I don’t know whether it’s because it’s an earlier work, due to editorial constraints, or the ridiculous nature of the X-Men themselves, but Morrison’s take on Marvel’s mutants is tame in both scope and content. Whereas his recent work on Batman had me digging up background information on all the weird inspirations for his storylines, with New X-Men I needed to check the Internet just to see what mattered. Didn’t the public already know that Professor X was a mutant? Hadn’t Cyclops and Emma Frost already flirted with a psychic affair before? Who cares what Wolverine’s lost memories reveal this time?
Some of these events may have been a big deal at the time of their publication. (The series ended in 2004, before the movies fully eclipsed the comics in casual fanboy relevance.) But as someone uninvested in that universe, it’s about as gripping as reading episode recaps of Heroes. Over the course of 40 issues, bad guys destroy the mutant refuge of Genosha; the Xavier institute reacts to the appearance of the U-Men– humans who dissect mutants in order to graft on their parts– and “kick”, a drug that increases superpowers; and Earth’s population finds itself under threat of extinction by multiple acts of deus ex machina.

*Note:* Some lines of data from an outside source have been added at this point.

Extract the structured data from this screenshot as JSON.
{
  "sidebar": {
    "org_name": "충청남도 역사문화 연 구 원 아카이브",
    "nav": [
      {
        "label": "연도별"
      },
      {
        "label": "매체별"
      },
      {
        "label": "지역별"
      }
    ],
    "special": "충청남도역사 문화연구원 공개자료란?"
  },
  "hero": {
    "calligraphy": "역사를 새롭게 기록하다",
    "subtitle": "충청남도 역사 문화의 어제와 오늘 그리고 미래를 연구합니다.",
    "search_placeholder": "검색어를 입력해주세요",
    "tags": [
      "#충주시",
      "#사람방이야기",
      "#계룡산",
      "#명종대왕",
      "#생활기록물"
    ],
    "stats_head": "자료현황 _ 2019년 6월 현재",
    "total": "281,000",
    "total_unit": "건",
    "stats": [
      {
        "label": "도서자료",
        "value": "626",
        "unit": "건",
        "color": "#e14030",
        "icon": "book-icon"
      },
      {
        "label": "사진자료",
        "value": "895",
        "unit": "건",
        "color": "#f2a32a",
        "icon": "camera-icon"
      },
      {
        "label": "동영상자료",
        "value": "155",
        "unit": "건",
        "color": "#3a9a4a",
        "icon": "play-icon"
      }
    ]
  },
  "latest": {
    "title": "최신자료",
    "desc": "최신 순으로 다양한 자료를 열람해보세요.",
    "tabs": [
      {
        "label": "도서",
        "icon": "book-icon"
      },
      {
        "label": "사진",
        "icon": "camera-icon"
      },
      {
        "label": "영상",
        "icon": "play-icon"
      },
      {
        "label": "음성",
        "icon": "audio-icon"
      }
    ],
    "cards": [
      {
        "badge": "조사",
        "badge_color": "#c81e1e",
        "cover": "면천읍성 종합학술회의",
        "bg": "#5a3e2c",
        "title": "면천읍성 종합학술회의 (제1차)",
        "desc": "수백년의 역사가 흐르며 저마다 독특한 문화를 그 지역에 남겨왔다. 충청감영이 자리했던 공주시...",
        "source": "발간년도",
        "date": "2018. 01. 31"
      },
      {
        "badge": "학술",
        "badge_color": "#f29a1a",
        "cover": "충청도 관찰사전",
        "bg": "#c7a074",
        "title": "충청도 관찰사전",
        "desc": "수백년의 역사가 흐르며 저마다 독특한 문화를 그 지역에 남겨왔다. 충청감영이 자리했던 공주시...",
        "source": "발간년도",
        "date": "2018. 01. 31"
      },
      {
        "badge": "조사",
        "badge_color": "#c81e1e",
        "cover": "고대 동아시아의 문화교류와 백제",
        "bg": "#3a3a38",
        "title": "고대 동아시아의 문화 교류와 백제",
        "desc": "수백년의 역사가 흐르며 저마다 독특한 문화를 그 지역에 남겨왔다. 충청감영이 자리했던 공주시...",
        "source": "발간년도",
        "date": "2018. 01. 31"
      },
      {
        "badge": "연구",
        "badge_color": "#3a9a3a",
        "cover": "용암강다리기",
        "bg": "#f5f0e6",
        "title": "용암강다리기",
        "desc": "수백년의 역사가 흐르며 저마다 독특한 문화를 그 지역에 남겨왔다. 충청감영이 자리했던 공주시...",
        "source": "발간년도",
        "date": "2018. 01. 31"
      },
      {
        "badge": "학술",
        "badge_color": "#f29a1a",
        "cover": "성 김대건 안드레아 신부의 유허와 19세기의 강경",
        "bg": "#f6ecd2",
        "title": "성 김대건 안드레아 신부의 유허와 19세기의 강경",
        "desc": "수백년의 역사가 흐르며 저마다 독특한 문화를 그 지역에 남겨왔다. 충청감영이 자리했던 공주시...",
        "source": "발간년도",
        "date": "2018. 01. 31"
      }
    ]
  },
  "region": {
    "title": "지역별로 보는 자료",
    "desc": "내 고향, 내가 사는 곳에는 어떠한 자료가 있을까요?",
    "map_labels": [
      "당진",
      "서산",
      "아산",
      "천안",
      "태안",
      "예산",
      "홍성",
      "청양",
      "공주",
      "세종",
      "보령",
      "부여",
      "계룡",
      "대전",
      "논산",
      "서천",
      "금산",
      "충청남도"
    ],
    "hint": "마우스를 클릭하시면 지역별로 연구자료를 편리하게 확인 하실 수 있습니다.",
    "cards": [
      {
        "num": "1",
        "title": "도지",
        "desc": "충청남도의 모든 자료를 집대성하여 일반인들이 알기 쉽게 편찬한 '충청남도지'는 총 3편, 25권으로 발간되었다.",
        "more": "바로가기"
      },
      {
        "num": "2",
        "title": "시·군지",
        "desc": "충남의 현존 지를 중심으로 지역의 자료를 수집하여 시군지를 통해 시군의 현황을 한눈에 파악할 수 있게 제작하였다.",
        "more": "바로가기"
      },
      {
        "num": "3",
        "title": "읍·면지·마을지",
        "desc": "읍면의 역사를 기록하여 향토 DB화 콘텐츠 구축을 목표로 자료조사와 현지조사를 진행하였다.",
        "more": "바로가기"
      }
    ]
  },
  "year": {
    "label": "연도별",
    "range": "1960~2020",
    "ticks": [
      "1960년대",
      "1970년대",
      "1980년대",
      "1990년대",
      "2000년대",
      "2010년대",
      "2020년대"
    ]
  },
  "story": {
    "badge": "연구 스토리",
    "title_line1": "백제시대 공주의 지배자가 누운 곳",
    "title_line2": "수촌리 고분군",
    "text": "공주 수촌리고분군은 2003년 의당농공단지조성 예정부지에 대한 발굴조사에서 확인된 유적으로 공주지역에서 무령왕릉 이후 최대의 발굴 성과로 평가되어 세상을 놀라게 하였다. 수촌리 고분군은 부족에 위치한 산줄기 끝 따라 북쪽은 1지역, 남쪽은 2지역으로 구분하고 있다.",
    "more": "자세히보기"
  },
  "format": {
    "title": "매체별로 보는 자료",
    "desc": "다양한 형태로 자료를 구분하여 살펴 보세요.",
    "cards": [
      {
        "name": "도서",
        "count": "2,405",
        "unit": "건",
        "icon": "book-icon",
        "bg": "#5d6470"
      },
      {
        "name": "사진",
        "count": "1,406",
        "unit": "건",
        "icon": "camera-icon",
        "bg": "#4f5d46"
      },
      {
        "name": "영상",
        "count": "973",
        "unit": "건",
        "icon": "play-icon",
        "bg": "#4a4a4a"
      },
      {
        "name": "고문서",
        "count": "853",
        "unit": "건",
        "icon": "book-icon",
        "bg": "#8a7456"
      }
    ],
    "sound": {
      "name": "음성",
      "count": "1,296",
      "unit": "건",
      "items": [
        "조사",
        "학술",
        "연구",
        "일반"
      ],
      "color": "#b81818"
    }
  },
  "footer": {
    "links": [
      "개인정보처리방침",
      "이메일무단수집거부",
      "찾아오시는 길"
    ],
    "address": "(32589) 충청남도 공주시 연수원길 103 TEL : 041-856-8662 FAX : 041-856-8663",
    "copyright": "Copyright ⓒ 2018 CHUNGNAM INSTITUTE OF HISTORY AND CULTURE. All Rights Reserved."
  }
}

With the exception of the author’s sad and twisted new characters, there’s nothing to ground the events in anything resembling reality. The plot is more concerned with outrageous cosmic repercussions (and characters being mind-controlled or hiding behind false identities) than establishing any believable emotional connections or motivations. From beginning to end, this is a thousand pages of unchecked Grant Morrison metaphysical masturbation, bequeathing nothing of consequence to the continuity except for poor Beak and his fellow mutants in Xavier’s “special” class.